Earlier in December, Kurt Bittner, Principal Analyst at Forrester Research, Inc., participated in the December DevOps Drive-In webcast, “12 Ways of DevOps.” A couple of the “12 ways” were thought-provoking for me. When people talk about DevOps and Continuous Delivery, it is frequently in the context of applications that are hosted in the cloud and are relatively easy to iterate quickly.
I find the idea of hypothesis-driven development extremely appealing but achieving this outside of cloud-based web apps would appear to be challenging. If you are fortunate to have a well-functioning, responsive customer advisory board, then it would appear that you are in relatively good shape to do hypothesis-driven development. Sure, it takes a bit more coordination and scheduling but it is certainly possible, albeit probably with a small sample size.
I’m hoping that as DevOps and related methodologies are practiced in more traditional environments, there will be good examples of how people have successfully managed to do hypothesis-driven development for legacy-packaged or on-premise applications.
Working in Small Batches
I have seen this become a problem even when a product is hosted in the cloud with one codebase for all customers. Just because code is in the cloud, doesn’t mean the codebase is structured in a way that can be worked on in small batches.

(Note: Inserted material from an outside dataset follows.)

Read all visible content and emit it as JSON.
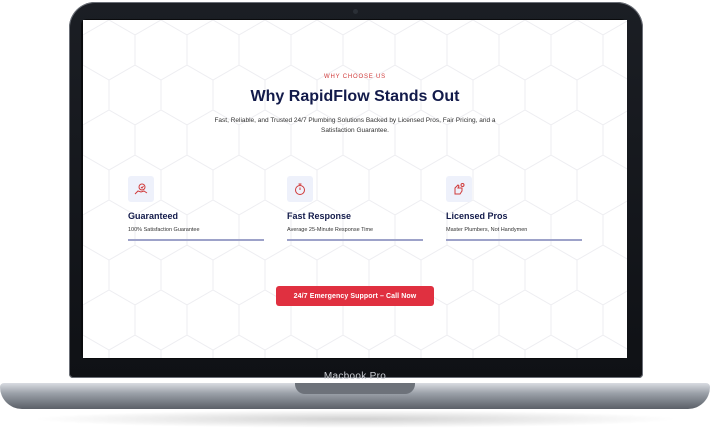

Even if you are able to work in small batches, unless these smaller batches are released frequently, then you really aren’t getting the benefit of fast user feedback on your product changes. Opportunities to mitigate risk are being missed. I’m hoping that during 2014 there will be more success stories around working with legacy apps in a way where getting fast user feedback to product changes is being done successfully on a large scale.